→ **EXERCISE DIRECTIONS**: Among the lines of the records below, copy those that hold the word "What".

[Element data from apps and pages]
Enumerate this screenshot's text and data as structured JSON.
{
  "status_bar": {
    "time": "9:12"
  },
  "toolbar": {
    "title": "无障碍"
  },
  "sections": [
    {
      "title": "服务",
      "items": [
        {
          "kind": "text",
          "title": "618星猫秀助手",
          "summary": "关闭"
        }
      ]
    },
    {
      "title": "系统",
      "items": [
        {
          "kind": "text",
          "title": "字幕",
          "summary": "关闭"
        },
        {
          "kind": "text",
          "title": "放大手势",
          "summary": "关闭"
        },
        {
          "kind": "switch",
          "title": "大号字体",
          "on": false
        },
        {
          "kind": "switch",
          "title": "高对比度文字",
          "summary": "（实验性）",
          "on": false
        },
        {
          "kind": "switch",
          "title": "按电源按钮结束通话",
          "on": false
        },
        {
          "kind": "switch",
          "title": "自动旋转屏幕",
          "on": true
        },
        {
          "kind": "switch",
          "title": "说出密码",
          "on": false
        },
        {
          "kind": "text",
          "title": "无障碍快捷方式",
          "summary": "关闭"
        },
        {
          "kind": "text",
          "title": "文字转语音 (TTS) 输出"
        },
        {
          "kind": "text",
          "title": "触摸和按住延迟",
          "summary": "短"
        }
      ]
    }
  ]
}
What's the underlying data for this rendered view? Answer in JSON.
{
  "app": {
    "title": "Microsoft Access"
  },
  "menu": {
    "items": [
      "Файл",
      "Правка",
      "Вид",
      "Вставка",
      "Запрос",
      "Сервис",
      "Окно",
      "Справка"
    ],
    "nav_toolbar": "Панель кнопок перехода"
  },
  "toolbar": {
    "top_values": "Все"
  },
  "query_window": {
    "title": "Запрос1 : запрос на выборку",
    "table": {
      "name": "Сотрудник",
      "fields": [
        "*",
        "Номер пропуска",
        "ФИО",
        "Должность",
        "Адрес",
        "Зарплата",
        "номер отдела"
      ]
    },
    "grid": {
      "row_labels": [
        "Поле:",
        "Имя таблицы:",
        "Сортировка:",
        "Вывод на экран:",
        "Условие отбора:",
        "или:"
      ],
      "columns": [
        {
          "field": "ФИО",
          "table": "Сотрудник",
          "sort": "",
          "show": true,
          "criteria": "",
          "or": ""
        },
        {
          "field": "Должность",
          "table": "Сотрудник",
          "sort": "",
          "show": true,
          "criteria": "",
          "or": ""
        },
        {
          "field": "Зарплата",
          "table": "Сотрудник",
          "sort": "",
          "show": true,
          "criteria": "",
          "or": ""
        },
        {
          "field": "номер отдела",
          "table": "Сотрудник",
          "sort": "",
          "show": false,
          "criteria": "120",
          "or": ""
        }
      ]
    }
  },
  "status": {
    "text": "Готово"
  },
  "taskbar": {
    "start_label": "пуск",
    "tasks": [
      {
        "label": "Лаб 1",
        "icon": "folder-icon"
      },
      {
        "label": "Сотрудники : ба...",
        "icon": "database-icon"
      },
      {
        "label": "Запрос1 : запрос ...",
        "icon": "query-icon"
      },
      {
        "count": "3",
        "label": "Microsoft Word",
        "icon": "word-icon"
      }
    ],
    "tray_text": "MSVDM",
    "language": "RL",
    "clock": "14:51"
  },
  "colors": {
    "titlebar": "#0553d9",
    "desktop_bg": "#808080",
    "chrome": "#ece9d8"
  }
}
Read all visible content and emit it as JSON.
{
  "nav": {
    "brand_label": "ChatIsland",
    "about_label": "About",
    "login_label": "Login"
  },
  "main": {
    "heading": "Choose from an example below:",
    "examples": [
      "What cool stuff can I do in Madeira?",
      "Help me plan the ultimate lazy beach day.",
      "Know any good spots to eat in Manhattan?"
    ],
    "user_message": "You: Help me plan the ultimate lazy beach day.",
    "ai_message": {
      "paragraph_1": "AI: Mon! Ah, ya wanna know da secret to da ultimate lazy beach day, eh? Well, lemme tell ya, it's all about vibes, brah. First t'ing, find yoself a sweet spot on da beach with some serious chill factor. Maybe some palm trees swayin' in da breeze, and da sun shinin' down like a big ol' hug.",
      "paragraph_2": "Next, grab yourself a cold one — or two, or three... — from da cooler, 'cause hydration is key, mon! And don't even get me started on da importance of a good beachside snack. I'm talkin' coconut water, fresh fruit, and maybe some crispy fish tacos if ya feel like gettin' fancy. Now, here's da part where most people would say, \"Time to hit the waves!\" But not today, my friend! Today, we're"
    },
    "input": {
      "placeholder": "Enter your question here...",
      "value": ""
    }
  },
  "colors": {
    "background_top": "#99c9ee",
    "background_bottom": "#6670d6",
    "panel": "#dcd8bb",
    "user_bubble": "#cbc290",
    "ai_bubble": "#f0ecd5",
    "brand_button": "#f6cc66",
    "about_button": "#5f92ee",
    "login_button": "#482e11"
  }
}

→ **OUTPUT OF THE EXERCISE**:
What's the underlying data for this rendered view? Answer in JSON.
      "What cool stuff can I do in Madeira?",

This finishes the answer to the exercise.